The second hand market is a wonderful thing; you never know what you might find selling for pennies on the dollar simply because it’s a few years behind the curve. You might even be able to scrounge up some electronics pulled out of a military aircraft during its last refit. That seems to be how [Adrian Smith] got his hands on a Control Display Unit (CDU) originally installed in a Royal Air Force AgustaWestland AW101 “Merlin” helicopter. Not content to just toss it up on a shelf, he decided to take a look inside of the heavy-duty cockpit module and see if he couldn’t make some sense out of how it works.
Unsurprisingly, [Adrian] wasn’t able to find much information on this device on the public Internet. The military are kind of funny like that. But a close look at the burn-in on the CDU’s orange-on-black plasma display seems to indicate it had something to do with the helicopter’s communication systems. Interestingly, even if the device isn’t strictly functional when outside of the aircraft, it does have a pretty comprehensive self-test and diagnostic system on-board. As you can see in the video after the break, there were several menus and test functions he was able to mess around with once it was powered up on the bench.
With the case cracked open, [Adrian] found three separate PCBs in addition to the display and keyboard panel on the face of the CDU. The first board is likely responsible for communicating with the helicopter’s internal systems, as it features a MIL-STD-1553B interface module, UART chips, and several RS-232/RS-485 transceivers. The second PCB has a 32-bit AMD microcontroller and appears to serve as the keyboard and display controller, possibly also providing the on-board user interface. The last board looks to be the brains of the operation, with a 25 MHz Motorola 68EC020 CPU and 1Mb of flash.

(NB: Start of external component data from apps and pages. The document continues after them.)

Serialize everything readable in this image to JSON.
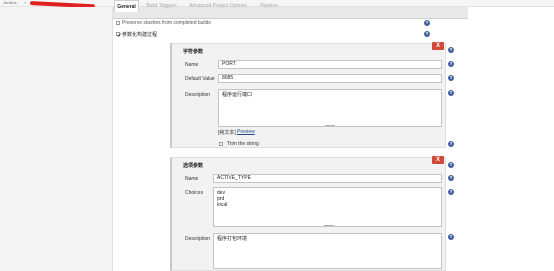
{
  "breadcrumb": {
    "root": "Jenkins",
    "separator": "»"
  },
  "tabs": [
    {
      "label": "General"
    },
    {
      "label": "Build Triggers"
    },
    {
      "label": "Advanced Project Options"
    },
    {
      "label": "Pipeline"
    }
  ],
  "options": {
    "discard_builds": "Preserve stashes from completed builds",
    "parameterized": "参数化构建过程"
  },
  "params": [
    {
      "title": "字符参数",
      "name_label": "Name",
      "name_value": "PORT",
      "default_label": "Default Value",
      "default_value": "8085",
      "desc_label": "Description",
      "desc_value": "程序运行端口",
      "text_mode": "[纯文本]",
      "preview_label": "Preview",
      "trim_label": "Trim the string"
    },
    {
      "title": "选项参数",
      "name_label": "Name",
      "name_value": "ACTIVE_TYPE",
      "choices_label": "Choices",
      "choices_value": "dev\nprd\nlocal",
      "desc_label": "Description",
      "desc_value": "程序打包环境"
    }
  ],
  "delete_label": "X",
  "help_glyph": "?",
  "colors": {
    "accent": "#3f5f9e",
    "delete": "#d24939",
    "redaction": "#e02020"
  }
}
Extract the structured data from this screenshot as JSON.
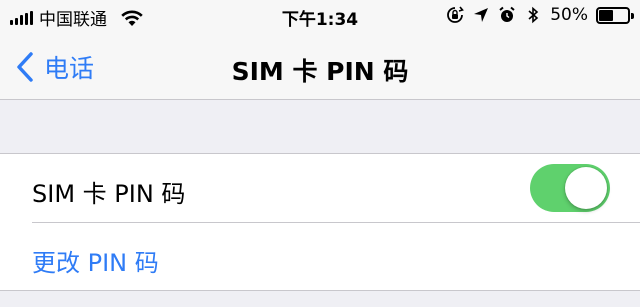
{
  "status_bar": {
    "carrier": "中国联通",
    "time": "下午1:34",
    "battery_percent": "50%",
    "battery_level": 0.5,
    "icons": [
      "signal-icon",
      "wifi-icon",
      "orientation-lock-icon",
      "location-icon",
      "alarm-icon",
      "bluetooth-icon",
      "battery-icon"
    ]
  },
  "nav": {
    "back_label": "电话",
    "title": "SIM 卡 PIN 码"
  },
  "settings": {
    "sim_pin_label": "SIM 卡 PIN 码",
    "sim_pin_enabled": true,
    "change_pin_label": "更改 PIN 码"
  },
  "colors": {
    "accent": "#2f7cf6",
    "toggle_on": "#5fd16d",
    "background": "#efeff4"
  }
}
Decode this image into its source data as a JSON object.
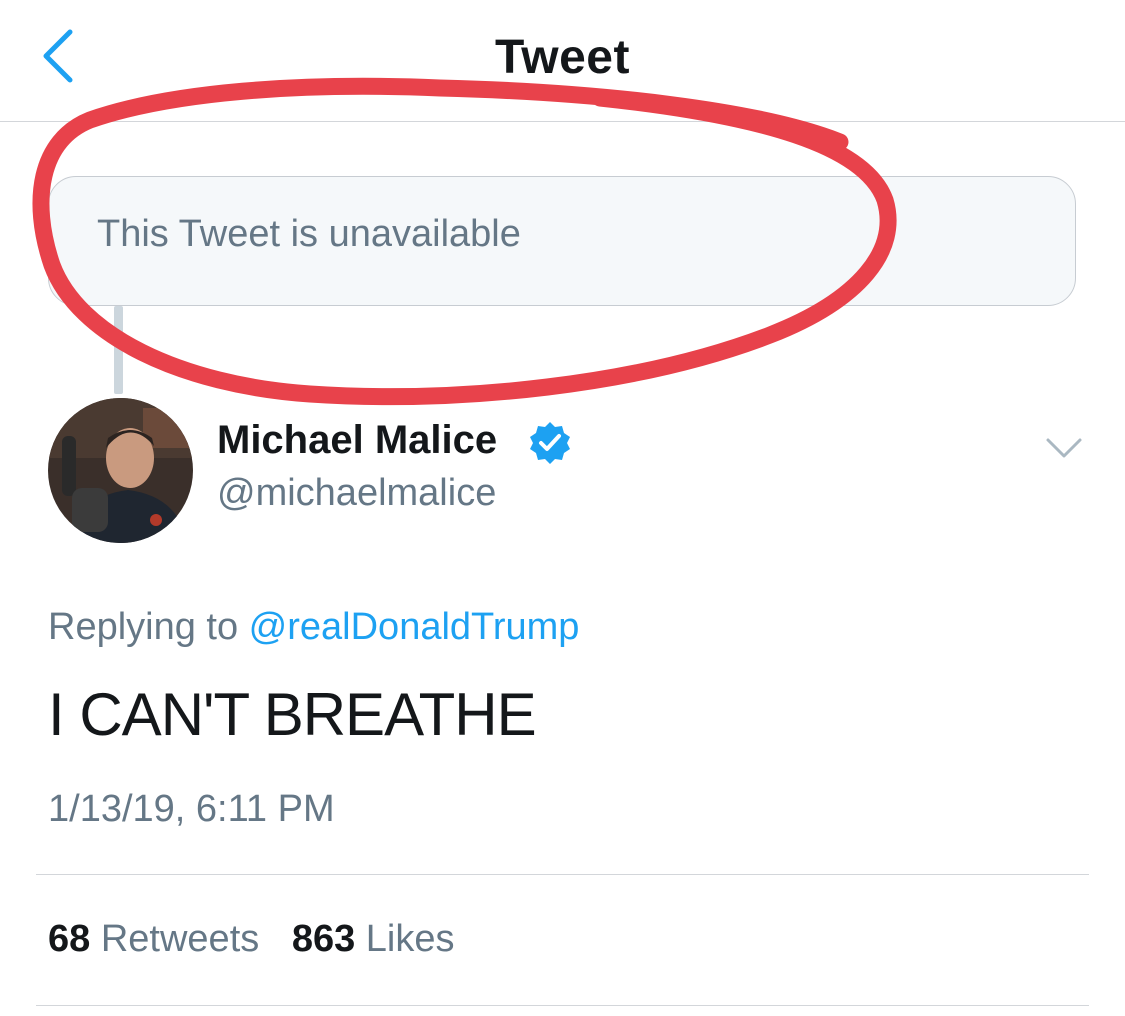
{
  "header": {
    "title": "Tweet",
    "back_icon": "chevron-left-icon"
  },
  "quoted_tweet": {
    "text": "This Tweet is unavailable"
  },
  "author": {
    "name": "Michael Malice",
    "handle": "@michaelmalice",
    "verified": true,
    "verified_icon": "verified-badge-icon"
  },
  "tweet": {
    "replying_prefix": "Replying to ",
    "replying_to": "@realDonaldTrump",
    "text": "I CAN'T BREATHE",
    "timestamp": "1/13/19, 6:11 PM"
  },
  "stats": {
    "retweets_count": "68",
    "retweets_label": "Retweets",
    "likes_count": "863",
    "likes_label": "Likes"
  },
  "colors": {
    "accent_blue": "#1da1f2",
    "secondary_text": "#657786",
    "annotation_red": "#e8424b"
  }
}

All of the hardware inside the CDU is pretty generic, but that’s probably the point. [Adrian] theorizes that the device serves as something of a generic pilot interface module, and when installed in the Merlin, could take on various functions based on whatever software was loaded onto it. He’s found pictures online that seem to show as many as three identical CDUs in the cockpit, all presumably running a different system.
[Adrian] has uncovered some interesting diagnostic information being dumped to the CDU’s rear connectors, but he’s still a long way off from actually putting the device to any sort of practical use. If any Hackaday readers have some inside information on this sort of hardware, we’re sure like to hear about it.
Continue reading “Exploring Turn Of The Century RAF Avionics”
[Quinn Dunki] has come to realize the pinball machines of her youth aren’t the lame games she remembered. They’re actually quite marvelous in terms of electronics, mechanics, engineering and the all important hackability. Wanting to pick up a 90s dot matrix display pinball machine and being a [William Gibson] fan, [Quinn] picked up an old Johnny Mnemonic machine. She’s already looked into replacing the incandescent bulbs with LEDs, and has just wrapped up troubleshooting a broken plasma dot matrix display.
The neon dot matrix displays in pinball machines of this era are finicky devices with a lot of stuff that can go wrong. On powering the display up, [Quinn] noticed a few columns on the left side of the display weren’t working. These machines have great diagnostic menus, so running a test that displays a single column at a time revealed two broken columns. However, when a solid fill test was run, all the columns work, save for a few dots in the upper left corner. This is an odd problem to troubleshoot, but after more tests [Quinn] realized dots in column five and six only work iff both adjacent dots in the same row are lit.
The power supply seemed okay, leaving the problem to either a logic problem, or something wrong in the glass. With a meter, [Quinn] deduced there was a short between the two broken columns, and tracing every thing out revealed a problem in the hermetically sealed display filled with noble gasses. A replacement display was ordered.
While [Quinn] was replacing the display, she decided it would be a good time to rehab the almost-but-not-quite out of spec driver board for the display. The power resistors had scorched the PCB, but didn’t damage any traces. Replacing the parts with modern components with a higher power rating brought the board back to spec with components that should last longer than the 20-year-old parts previously inhabiting the driver board.
It was a lot of effort, but now [Quinn] has a brand new display for her pinball machine and is ready to move on to the next phase of her restoration.
A while back, [DragonMinded] picked up a bunch of old arcade and pinball parts from a guy on Craigslist. These parts sat around for a while until a really neat plasma dot matrix display was found in the corner of a box in his garage. Doing the only reasonable thing, [DragonMinded] figured out how to interface this ancient display with a microcontroller.
After extensive Internet research on his display, [DragonMinded] could only find a one page datasheet for his APD-128G064A-1 display. Luckily, this datasheet had voltage requirements, and since the display only had six input pins he could probe the circuit to see what goes where.
After generating a crude schematic, [DragonMinded] prototyped a driver circuit with an Arduino. When the function of each pin was discovered, the Arduino libraries were discarded and replaced with raw register access.
It was a fair amount of work, but [DragonMinded] eventually got to the point where he could draw anything he wanted on the screen. Next on the to-do list is turning it into a terminal or Twitter machine, as with all good display hacks.